Redefining Marriage - above the Supreme Court's Pay Grade; Ruling for Homosexual 'Marriage' Would Unleash Endless National Division
Byline: Chuck Donovan, SPECIAL TO THE WASHINGTON TIMES
Forty years after the U.S. Supreme Court attempted to settle the abortion debate once and for all, anxious activists on both sides of the homosexual-marriage debate are waiting with bated breath for high court rulings some hope will settle the future of marriage. The history of abortion law and politics, though, illustrates compellingly that judge-made solutions to vast questions of social policy are doomed to failure. If the Supreme Court is paying close attention to what its rulings in Roe v. Wade and Doe v. Bolton (1973), and Casey v. Planned Parenthood (1992) have done to its authority and prestige, it will take a pass on trying to remake the meaning of marriage.

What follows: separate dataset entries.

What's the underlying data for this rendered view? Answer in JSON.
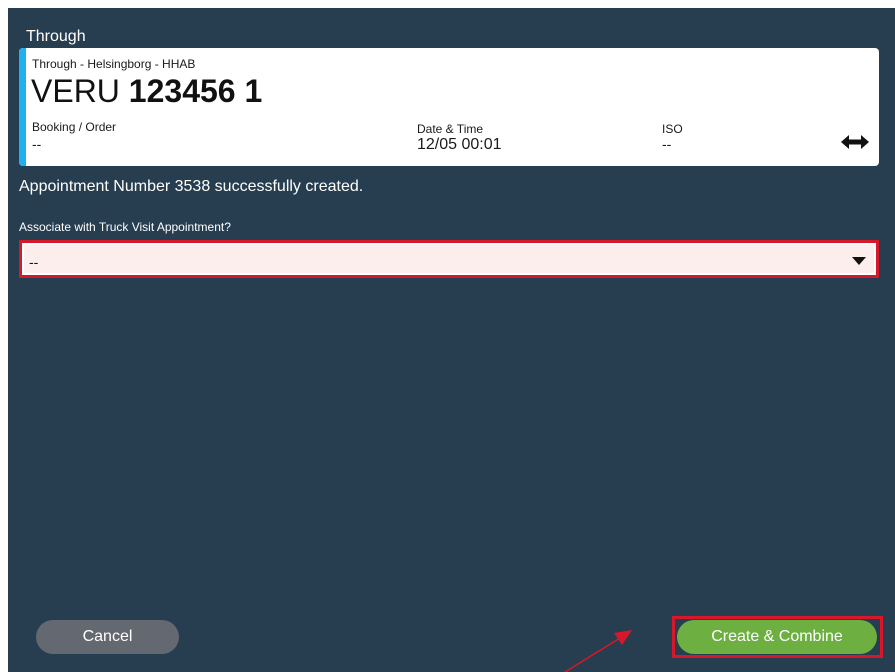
{
  "dialog": {
    "title": "Through"
  },
  "card": {
    "route": "Through - Helsingborg - HHAB",
    "container_prefix": "VERU",
    "container_number": "123456 1",
    "fields": {
      "booking_label": "Booking / Order",
      "booking_value": "--",
      "datetime_label": "Date & Time",
      "datetime_value": "12/05 00:01",
      "iso_label": "ISO",
      "iso_value": "--"
    },
    "swap_icon": "swap-horizontal-icon",
    "accent_color": "#1fb0ef"
  },
  "message": "Appointment Number 3538 successfully created.",
  "associate": {
    "label": "Associate with Truck Visit Appointment?",
    "selected": "--",
    "icon": "caret-down-icon"
  },
  "buttons": {
    "cancel": "Cancel",
    "create_combine": "Create & Combine"
  },
  "colors": {
    "background": "#273d50",
    "highlight": "#d7182a",
    "primary": "#6db041",
    "secondary": "#646870"
  }
}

Consider just how unsettled abortion law remains in the United States. Justice Harry Blackmun and his six majority colleagues attempted to craft a decision that, from conception to birth, made the
mother of an unborn child the arbiter over whether that child lives or dies. Overnight, the laws of 50 states - conservative, moderate and liberal - were swept away in favor of a legal regime previously unknown to the planet's legal traditions. The lack of constitutional foundation for the court's profoundly legislative ruling - the creation of a trimester scheme of increasing regulation, but no prohibition - was immediately noted by scholars left, right and center.
Almost two decades later, invited to reconsider its ruling in two major cases, Webster v. Reproductive Health Services and Casey v. Planned Parenthood, the court shifted its analytical ground to a weighting test under which the primary question, subjective to be sure, was whether a law regulating or prohibiting abortion imposed an undue burden on the woman's decision to seek an abortion. Openly appealing to regain the respect of a populace that was coming to see the court as thinly robed politicians, the splintered Casey plurality announced that the Court's interpretation of the Constitution calls the contending sides of a national controversy to end their national division by accepting a common mandate rooted in the Constitution.
Needless to say, the American people were not persuaded. The court's own weight was not enough to secure an end to the nation's search for a just and workable solution to questions of profound importance: Who is human, what duty do we owe to any human being with respect to the preservation of his life, and how do we fulfill that duty without descending into either barbarism or fascism? In short, the issue of abortion was and is far too important for a free people to hand over to any nine men and women. …